It's a method typically utilized by unruly teens and faltering alcoholics: stealing booze from a liquor cabinet and replacing it with water. Jolene Larsen, a former nurse at Merry Haven Care Center in Snohomish, put a narcotic spin on the age-old switcheroo when it came to her patients' painkillers. Unfortunately, just like when parents finally go to make that vodka tonic and find that their firewater is lacking fire, Larsen's co-workers eventually found that some of the morphine handled by the nurse was missing its oomph.
At the hearing, she said she acted "with reckless disregard for the risk that another person would be placed in danger of bodily injury."
The plea agreement Larsen signed went on to say:
"One patient under Larsen's care at Merry Haven is known to have received morphine sulfate that Larsen had diluted with tap water. That patient did not receive full-strength morphine when she should have and continued to experience pain."
So for six months the patients at Merry Haven not only had a nurse who was sneaking off with their pain meds, they had one who was doped up half the time too.
Larsen's case is rare, but far from unheard of. With constant access to drugs, nurses and doctors can easily begin to dabble in some of the stock, and if it's opiates (it usually is), things can get ugly quick.
In Minneapolis, Nurse Sarah May Casareto stole 350 of a patient's 500 milligrams of fentanyal before his kidney surgery, telling him to "man up" and take it. Maria Mihalik in Superior, Wis., went around to patients' rooms and sucked out morphine from their IV bags with a syringe. Kimberly Shannon King stole pain pills almost daily from elderly patients at a hospital in Shalimar, Fla., and it took two secret video cameras (she stole one of them) to catch her in the act.

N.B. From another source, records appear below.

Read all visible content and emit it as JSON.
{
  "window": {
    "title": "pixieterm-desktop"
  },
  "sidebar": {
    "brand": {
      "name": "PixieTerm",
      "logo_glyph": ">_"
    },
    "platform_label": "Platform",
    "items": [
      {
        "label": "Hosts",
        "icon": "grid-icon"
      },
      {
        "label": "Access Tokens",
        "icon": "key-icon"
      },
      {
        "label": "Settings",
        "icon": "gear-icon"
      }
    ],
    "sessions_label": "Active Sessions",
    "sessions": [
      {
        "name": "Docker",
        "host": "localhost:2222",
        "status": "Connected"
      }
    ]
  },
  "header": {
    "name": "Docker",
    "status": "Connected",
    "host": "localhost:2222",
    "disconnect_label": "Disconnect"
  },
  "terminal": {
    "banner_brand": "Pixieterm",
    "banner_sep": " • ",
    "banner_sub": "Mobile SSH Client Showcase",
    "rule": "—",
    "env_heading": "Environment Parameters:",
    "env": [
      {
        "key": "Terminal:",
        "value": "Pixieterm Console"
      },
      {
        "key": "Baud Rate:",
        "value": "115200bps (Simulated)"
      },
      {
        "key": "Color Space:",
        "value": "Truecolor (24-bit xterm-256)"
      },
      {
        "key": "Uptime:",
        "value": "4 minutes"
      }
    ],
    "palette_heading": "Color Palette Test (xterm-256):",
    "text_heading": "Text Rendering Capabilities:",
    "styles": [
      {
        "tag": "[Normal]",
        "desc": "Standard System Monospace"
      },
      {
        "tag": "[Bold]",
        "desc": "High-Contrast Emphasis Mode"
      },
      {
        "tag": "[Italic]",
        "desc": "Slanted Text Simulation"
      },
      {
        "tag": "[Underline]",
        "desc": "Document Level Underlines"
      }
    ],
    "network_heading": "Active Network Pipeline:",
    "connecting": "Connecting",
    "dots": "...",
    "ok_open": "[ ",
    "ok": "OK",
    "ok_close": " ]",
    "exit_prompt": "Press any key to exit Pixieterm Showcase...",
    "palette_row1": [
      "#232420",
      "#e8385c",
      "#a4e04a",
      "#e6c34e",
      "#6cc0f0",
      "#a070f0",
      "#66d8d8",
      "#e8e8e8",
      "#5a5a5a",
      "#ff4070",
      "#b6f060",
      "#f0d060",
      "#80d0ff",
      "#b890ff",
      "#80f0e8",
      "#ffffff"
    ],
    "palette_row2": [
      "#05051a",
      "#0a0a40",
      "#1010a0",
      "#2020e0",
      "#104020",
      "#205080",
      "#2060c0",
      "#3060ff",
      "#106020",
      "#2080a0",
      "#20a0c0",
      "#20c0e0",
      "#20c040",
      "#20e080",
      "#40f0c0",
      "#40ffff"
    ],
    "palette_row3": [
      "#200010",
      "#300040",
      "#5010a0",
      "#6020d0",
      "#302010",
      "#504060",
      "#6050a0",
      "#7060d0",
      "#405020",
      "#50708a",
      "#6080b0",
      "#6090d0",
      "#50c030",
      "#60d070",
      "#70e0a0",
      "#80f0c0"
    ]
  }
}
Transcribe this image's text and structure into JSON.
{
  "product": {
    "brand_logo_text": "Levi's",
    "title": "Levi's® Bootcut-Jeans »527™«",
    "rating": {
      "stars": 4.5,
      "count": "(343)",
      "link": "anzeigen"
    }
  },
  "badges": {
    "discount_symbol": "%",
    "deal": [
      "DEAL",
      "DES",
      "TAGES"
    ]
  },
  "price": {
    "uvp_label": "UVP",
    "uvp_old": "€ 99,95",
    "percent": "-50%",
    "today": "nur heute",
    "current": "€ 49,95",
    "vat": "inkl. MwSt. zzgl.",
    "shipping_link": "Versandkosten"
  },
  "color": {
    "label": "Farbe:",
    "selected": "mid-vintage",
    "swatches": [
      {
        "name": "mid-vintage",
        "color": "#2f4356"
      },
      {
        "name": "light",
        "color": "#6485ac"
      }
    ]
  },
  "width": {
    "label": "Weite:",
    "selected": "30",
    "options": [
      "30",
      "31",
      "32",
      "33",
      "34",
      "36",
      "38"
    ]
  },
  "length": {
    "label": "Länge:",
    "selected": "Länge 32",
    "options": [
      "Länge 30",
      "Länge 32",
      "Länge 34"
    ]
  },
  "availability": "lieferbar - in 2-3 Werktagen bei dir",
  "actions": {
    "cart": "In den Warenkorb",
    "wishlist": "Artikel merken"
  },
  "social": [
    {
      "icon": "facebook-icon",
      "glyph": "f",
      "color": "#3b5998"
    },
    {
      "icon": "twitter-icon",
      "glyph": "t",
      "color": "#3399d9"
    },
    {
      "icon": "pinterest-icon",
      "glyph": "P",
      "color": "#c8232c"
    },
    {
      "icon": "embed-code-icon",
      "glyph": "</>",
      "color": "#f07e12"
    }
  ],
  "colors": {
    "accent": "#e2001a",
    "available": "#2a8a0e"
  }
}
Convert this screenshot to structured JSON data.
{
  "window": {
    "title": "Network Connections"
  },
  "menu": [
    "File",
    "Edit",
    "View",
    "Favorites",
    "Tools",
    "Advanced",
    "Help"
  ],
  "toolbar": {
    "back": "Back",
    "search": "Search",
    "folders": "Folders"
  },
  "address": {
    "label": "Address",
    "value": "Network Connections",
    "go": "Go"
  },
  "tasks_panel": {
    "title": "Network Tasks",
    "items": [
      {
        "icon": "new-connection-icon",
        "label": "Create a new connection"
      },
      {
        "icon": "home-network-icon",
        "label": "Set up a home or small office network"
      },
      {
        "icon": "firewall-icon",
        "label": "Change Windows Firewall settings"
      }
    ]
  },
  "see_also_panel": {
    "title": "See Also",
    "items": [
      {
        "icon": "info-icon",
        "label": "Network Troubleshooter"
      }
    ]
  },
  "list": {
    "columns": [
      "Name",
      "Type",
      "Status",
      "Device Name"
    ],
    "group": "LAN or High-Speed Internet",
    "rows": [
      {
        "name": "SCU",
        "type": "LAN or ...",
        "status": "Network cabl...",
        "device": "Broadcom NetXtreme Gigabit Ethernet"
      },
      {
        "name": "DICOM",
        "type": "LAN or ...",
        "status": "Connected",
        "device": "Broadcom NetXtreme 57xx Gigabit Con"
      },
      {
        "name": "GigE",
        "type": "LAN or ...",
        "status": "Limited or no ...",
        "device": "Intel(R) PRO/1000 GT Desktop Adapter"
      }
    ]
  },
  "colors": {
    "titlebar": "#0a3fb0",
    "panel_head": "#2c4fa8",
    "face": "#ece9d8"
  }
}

Hell, some people who aren't nurses pretend to be nurses just so they can steal meds.
Point is, it's a slippery slope working around drugs all the time. Larsen got caught slipping.